By perseverance the snail reached the ark.
Early on the morning of September 12, 2009, Emery Yoder headed out of his house in Holmes County, Ohio, not far from Berlin, to dig some potatoes but got distracted by the sight of a noteworthy bird in his barnyard—a remarkable, rare bird that few might have noticed. Unless, of course, you’re an Amish farmer.
The Amish of Holmes County are known as sharp birders. They’ve spotted many rare birds that stray onto their farmland. It makes sense that the Amish have a sixth sense for birding: the bulk of their day is spent outdoors, familiar with the nature that surrounds them, and they manage their farms in a wildlife-friendly manner.
This particular bird, a northern wheatear, was making its way to spend the winter in a warmer climate: Africa.
The northern wheatear is a smallish thrush with rather long legs that breeds on the tundra along the northernmost part of North America, above the Arctic Circle. It makes one of the longest journeys of any small bird, crossing desert, ice, and oceans. Every autumn, the birds return to Africa. Only three wheatears have ever been spotted in Ohio.
Emery’s rare bird was hanging around a pile of logs in the barnyard. News of the discovery crackled like lightning across the state. Cars started arriving, parking along the dusty rural road. Birders of all ages were gathered beside the driveway, all peering through scopes and binoculars in the same direction.
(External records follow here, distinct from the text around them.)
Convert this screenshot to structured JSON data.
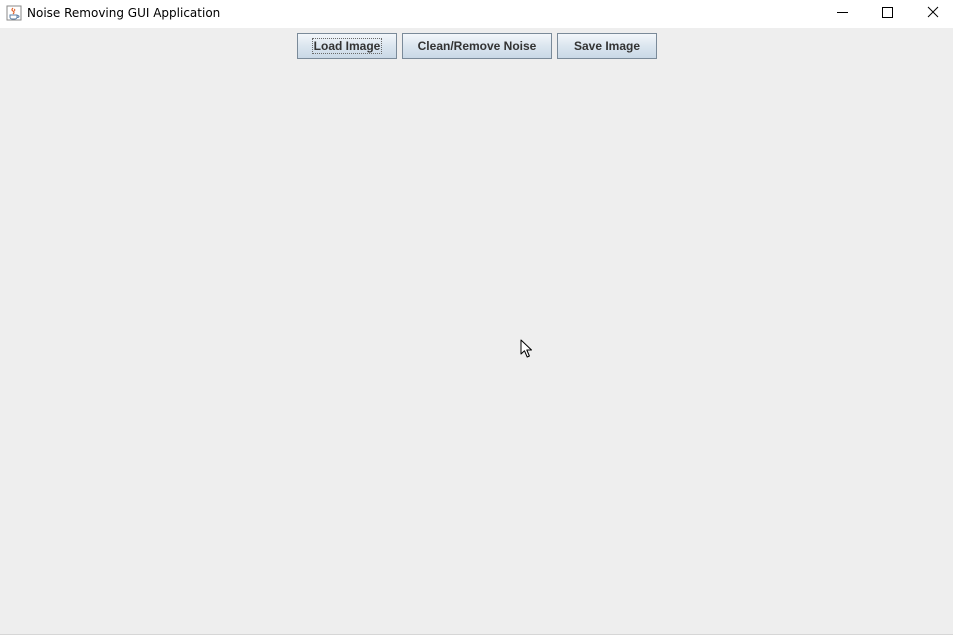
{
  "window": {
    "title": "Noise Removing GUI Application",
    "app_icon": "java-coffee-cup-icon",
    "controls": {
      "minimize_icon": "minimize-icon",
      "maximize_icon": "maximize-icon",
      "close_icon": "close-icon"
    }
  },
  "toolbar": {
    "load_label": "Load Image",
    "clean_label": "Clean/Remove Noise",
    "save_label": "Save Image"
  },
  "colors": {
    "background": "#eeeeee",
    "titlebar": "#ffffff",
    "button_border": "#7a8a99",
    "button_text": "#333333"
  }
}
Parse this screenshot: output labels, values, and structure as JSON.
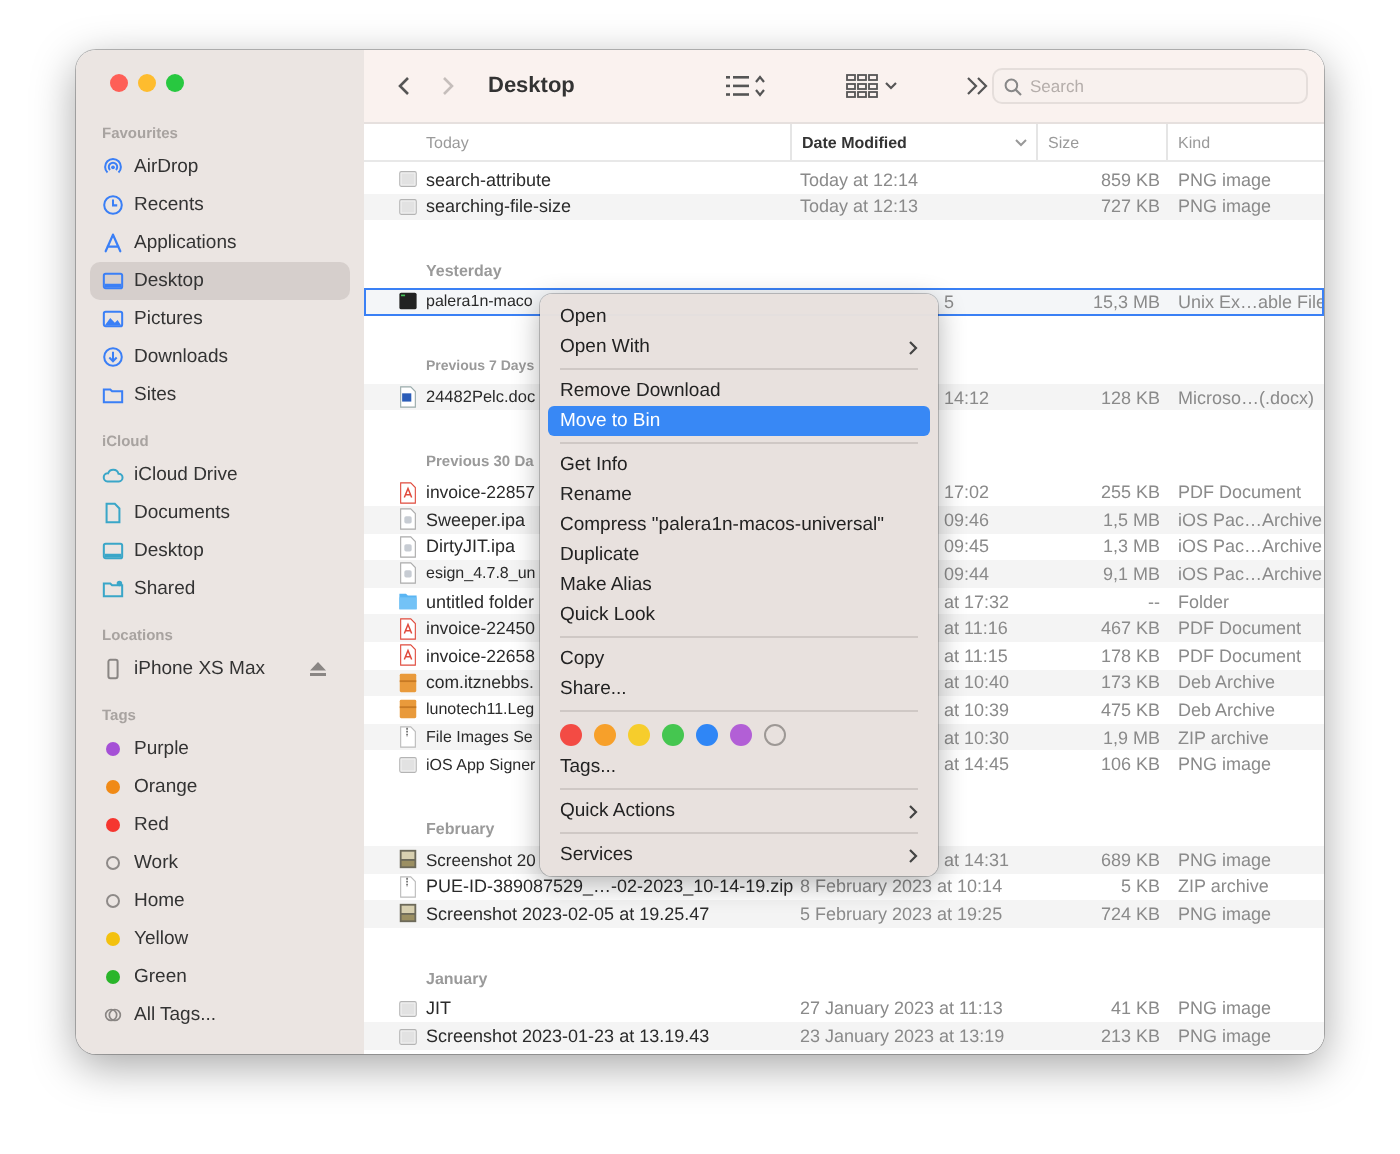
{
  "window": {
    "title": "Desktop",
    "back": {
      "disabled": false
    },
    "forward": {
      "disabled": true
    }
  },
  "search": {
    "placeholder": "Search"
  },
  "sidebar": {
    "sections": [
      {
        "heading": "Favourites",
        "items": [
          {
            "label": "AirDrop",
            "kind": "airdrop",
            "selected": false
          },
          {
            "label": "Recents",
            "kind": "clock",
            "selected": false
          },
          {
            "label": "Applications",
            "kind": "apps",
            "selected": false
          },
          {
            "label": "Desktop",
            "kind": "desktop",
            "selected": true
          },
          {
            "label": "Pictures",
            "kind": "pictures",
            "selected": false
          },
          {
            "label": "Downloads",
            "kind": "downloads",
            "selected": false
          },
          {
            "label": "Sites",
            "kind": "folder",
            "selected": false
          }
        ]
      },
      {
        "heading": "iCloud",
        "items": [
          {
            "label": "iCloud Drive",
            "kind": "cloud",
            "selected": false
          },
          {
            "label": "Documents",
            "kind": "document",
            "selected": false
          },
          {
            "label": "Desktop",
            "kind": "cloud-desktop",
            "selected": false
          },
          {
            "label": "Shared",
            "kind": "shared",
            "selected": false
          }
        ]
      },
      {
        "heading": "Locations",
        "items": [
          {
            "label": "iPhone XS Max",
            "kind": "phone",
            "selected": false
          }
        ]
      },
      {
        "heading": "Tags",
        "items": [
          {
            "label": "Purple",
            "kind": "tag",
            "color": "#a550d6",
            "selected": false
          },
          {
            "label": "Orange",
            "kind": "tag",
            "color": "#f08a16",
            "selected": false
          },
          {
            "label": "Red",
            "kind": "tag",
            "color": "#f5362f",
            "selected": false
          },
          {
            "label": "Work",
            "kind": "tag",
            "selected": false
          },
          {
            "label": "Home",
            "kind": "tag",
            "selected": false
          },
          {
            "label": "Yellow",
            "kind": "tag",
            "color": "#f3c10e",
            "selected": false
          },
          {
            "label": "Green",
            "kind": "tag",
            "color": "#2ab52a",
            "selected": false
          },
          {
            "label": "All Tags...",
            "kind": "all-tags",
            "selected": false
          }
        ]
      }
    ]
  },
  "table": {
    "columns": [
      {
        "label": "Today",
        "sorted": false
      },
      {
        "label": "Date Modified",
        "sorted": true
      },
      {
        "label": "Size",
        "sorted": false
      },
      {
        "label": "Kind",
        "sorted": false
      }
    ],
    "sections": [
      {
        "rows": [
          {
            "kind": "image",
            "name": "search-attribute",
            "date": "Today at 12:14",
            "size": "859 KB",
            "type": "PNG image",
            "selected": false
          },
          {
            "kind": "image",
            "name": "searching-file-size",
            "date": "Today at 12:13",
            "size": "727 KB",
            "type": "PNG image",
            "selected": false
          }
        ]
      },
      {
        "label": "Yesterday",
        "rows": [
          {
            "kind": "terminal",
            "name": "palera1n-maco",
            "date": "5",
            "size": "15,3 MB",
            "type": "Unix Ex…able File",
            "selected": true
          }
        ]
      },
      {
        "label": "Previous 7 Days",
        "rows": [
          {
            "kind": "word",
            "name": "24482Pelc.doc",
            "date": "14:12",
            "size": "128 KB",
            "type": "Microso…(.docx)",
            "selected": false
          }
        ]
      },
      {
        "label": "Previous 30 Da",
        "rows": [
          {
            "kind": "pdf",
            "name": "invoice-22857",
            "date": "17:02",
            "size": "255 KB",
            "type": "PDF Document",
            "selected": false
          },
          {
            "kind": "ipa",
            "name": "Sweeper.ipa",
            "date": "09:46",
            "size": "1,5 MB",
            "type": "iOS Pac…Archive",
            "selected": false
          },
          {
            "kind": "ipa",
            "name": "DirtyJIT.ipa",
            "date": "09:45",
            "size": "1,3 MB",
            "type": "iOS Pac…Archive",
            "selected": false
          },
          {
            "kind": "ipa",
            "name": "esign_4.7.8_un",
            "date": "09:44",
            "size": "9,1 MB",
            "type": "iOS Pac…Archive",
            "selected": false
          },
          {
            "kind": "folder",
            "name": "untitled folder",
            "date": "at 17:32",
            "size": "--",
            "type": "Folder",
            "selected": false
          },
          {
            "kind": "pdf",
            "name": "invoice-22450",
            "date": "at 11:16",
            "size": "467 KB",
            "type": "PDF Document",
            "selected": false
          },
          {
            "kind": "pdf",
            "name": "invoice-22658",
            "date": "at 11:15",
            "size": "178 KB",
            "type": "PDF Document",
            "selected": false
          },
          {
            "kind": "deb",
            "name": "com.itznebbs.",
            "date": "at 10:40",
            "size": "173 KB",
            "type": "Deb Archive",
            "selected": false
          },
          {
            "kind": "deb",
            "name": "lunotech11.Leg",
            "date": "at 10:39",
            "size": "475 KB",
            "type": "Deb Archive",
            "selected": false
          },
          {
            "kind": "zip",
            "name": "File Images Se",
            "date": "at 10:30",
            "size": "1,9 MB",
            "type": "ZIP archive",
            "selected": false
          },
          {
            "kind": "image",
            "name": "iOS App Signer",
            "date": "at 14:45",
            "size": "106 KB",
            "type": "PNG image",
            "selected": false
          }
        ]
      },
      {
        "label": "February",
        "rows": [
          {
            "kind": "thumbnail",
            "name": "Screenshot 20",
            "date": "at 14:31",
            "size": "689 KB",
            "type": "PNG image",
            "selected": false
          },
          {
            "kind": "zip",
            "name": "PUE-ID-389087529_…-02-2023_10-14-19.zip",
            "date": "8 February 2023 at 10:14",
            "size": "5 KB",
            "type": "ZIP archive",
            "selected": false
          },
          {
            "kind": "thumbnail",
            "name": "Screenshot 2023-02-05 at 19.25.47",
            "date": "5 February 2023 at 19:25",
            "size": "724 KB",
            "type": "PNG image",
            "selected": false
          }
        ]
      },
      {
        "label": "January",
        "rows": [
          {
            "kind": "image",
            "name": "JIT",
            "date": "27 January 2023 at 11:13",
            "size": "41 KB",
            "type": "PNG image",
            "selected": false
          },
          {
            "kind": "image",
            "name": "Screenshot 2023-01-23 at 13.19.43",
            "date": "23 January 2023 at 13:19",
            "size": "213 KB",
            "type": "PNG image",
            "selected": false
          }
        ]
      }
    ]
  },
  "context_menu": {
    "groups": [
      [
        {
          "kind": "item",
          "label": "Open",
          "submenu": false,
          "selected": false
        },
        {
          "kind": "item",
          "label": "Open With",
          "submenu": true,
          "selected": false
        }
      ],
      [
        {
          "kind": "item",
          "label": "Remove Download",
          "submenu": false,
          "selected": false
        },
        {
          "kind": "item",
          "label": "Move to Bin",
          "submenu": false,
          "selected": true
        }
      ],
      [
        {
          "kind": "item",
          "label": "Get Info",
          "submenu": false,
          "selected": false
        },
        {
          "kind": "item",
          "label": "Rename",
          "submenu": false,
          "selected": false
        },
        {
          "kind": "item",
          "label": "Compress \"palera1n-macos-universal\"",
          "submenu": false,
          "selected": false
        },
        {
          "kind": "item",
          "label": "Duplicate",
          "submenu": false,
          "selected": false
        },
        {
          "kind": "item",
          "label": "Make Alias",
          "submenu": false,
          "selected": false
        },
        {
          "kind": "item",
          "label": "Quick Look",
          "submenu": false,
          "selected": false
        }
      ],
      [
        {
          "kind": "item",
          "label": "Copy",
          "submenu": false,
          "selected": false
        },
        {
          "kind": "item",
          "label": "Share...",
          "submenu": false,
          "selected": false
        }
      ],
      [
        {
          "kind": "swatches",
          "colors": [
            {
              "color": "#f34b44"
            },
            {
              "color": "#f7a02a"
            },
            {
              "color": "#f6cd2c"
            },
            {
              "color": "#45c650"
            },
            {
              "color": "#2f86f6"
            },
            {
              "color": "#b25fd6"
            }
          ],
          "no_color_swatch": true
        },
        {
          "kind": "item",
          "label": "Tags...",
          "submenu": false,
          "selected": false
        }
      ],
      [
        {
          "kind": "item",
          "label": "Quick Actions",
          "submenu": true,
          "selected": false
        }
      ],
      [
        {
          "kind": "item",
          "label": "Services",
          "submenu": true,
          "selected": false
        }
      ]
    ]
  }
}
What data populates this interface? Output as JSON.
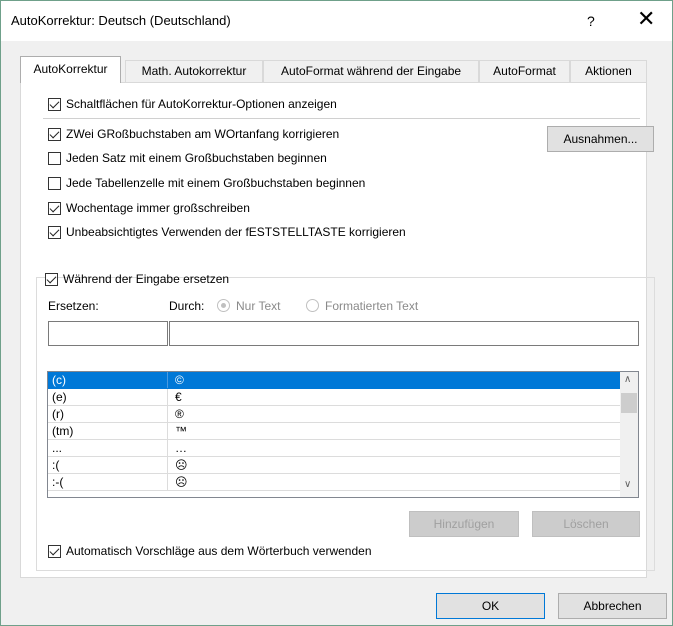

“This was too good to pass up,” says Cheryl Harner, an environmental activist who has a blog called Weedpicker’s Journal. “It was a beautiful day! We scurried down the back county roads, carefully dodging Amish buggies. It was easy enough to find with the line of cars parked at the end of the drive. The yard had several hired vans and many bicycles along with the horse-drawn wagons. Hundreds and hundreds of people could have passed by that bird and never thought twice. It was very nondescript, and it wasn’t at a feeder. This bird is an insect eater. But an Amish farmer noticed an unusual bird in his field. He noticed!”
The wheatear was perched atop a woodpile and seemed to enjoy the attention. An excited buzz of birder chatter went up whenever it hopped to a new spot, gobbled up an insect, pumped its tail, or flicked its wings.
“We gathered quietly in a line,” Cheryl said, “all thirty or so wheatear admirers, and in hushed tones we compared notes on the soft coloring, white rump, and tail band when it flew from the open ground, where it had foraged for insects, to its favorite log pile. Watching the birders was almost as much fun as watching the bird. Rows of Amish men with long beards, straw hats, and bib overalls mixed with groups of English—non-Amish—who had converged on the site from Cleveland, Akron, Columbus, Mansfield, Toledo, Cincinnati, and Pittsburgh. People were quiet, respectful, happy. Folks were on their best behavior and very appreciative of being welcomed onto the farm.”
The bird was obviously not afraid of humans, probably because it hadn’t seen any before. It flew within five feet of people to snatch insects. Emery said he hand-fed crickets to the bird. The bird always watched him for his offerings. It would come for a handout as many times as it was offered a cricket.
The bird provided family entertainment for the Amish as horses and buggies arrived and departed throughout the day, and dozens of bicycles rested in the grass. Barefoot Amish boys and Amish girls in dark-colored dresses lent an air of joy to the exciting event.
Emery graciously welcomed all the people who came to his farm to see the bird. He had a tablet for people to sign their names and addresses. “The Amish aren’t prideful,” Cheryl says. “It’s common to have a note pad and ask people to sign it. Having that guest book was Emery Yoder’s way of expressing hospitality. English birders have developed a warm relationship with the Amish. The Amish realize that we respect the bird. I think that by opening their farms to bird watchers, the Amish see it as sharing creation with those who don’t share the faith.”
Before the wheatear continued its journey, 581 people from six states, including from as far away as South Carolina, came to see the bird. 581 people drawn to see one rare bird!
“This scenic farm and its kind owner was an idyllic place for a bird,” says Cheryl. “And it was only out of respect for Amish preference that I didn’t photograph the many Amish and English gathered there. Black hats or birding T-shirts, we are all the same in the presence of a great bird.”
About Suzanne Woods Fisher: She is an author of bestselling fiction and non-fiction books about the Old Order Amish. Why the Amish? Well, Suzanne's grandfather was raised Plain. She's always been fascinated by her gentle, wise relatives. Learn more about Suzanne, her books, and Amish Wisdom, her weekly radio show, by stopping by www.suzannewoodsfisher.com. And please leave a comment!
This story is in honor of Earth Day 2012. It is reprinted from Amish Values for Your Family with permission by Revell Books.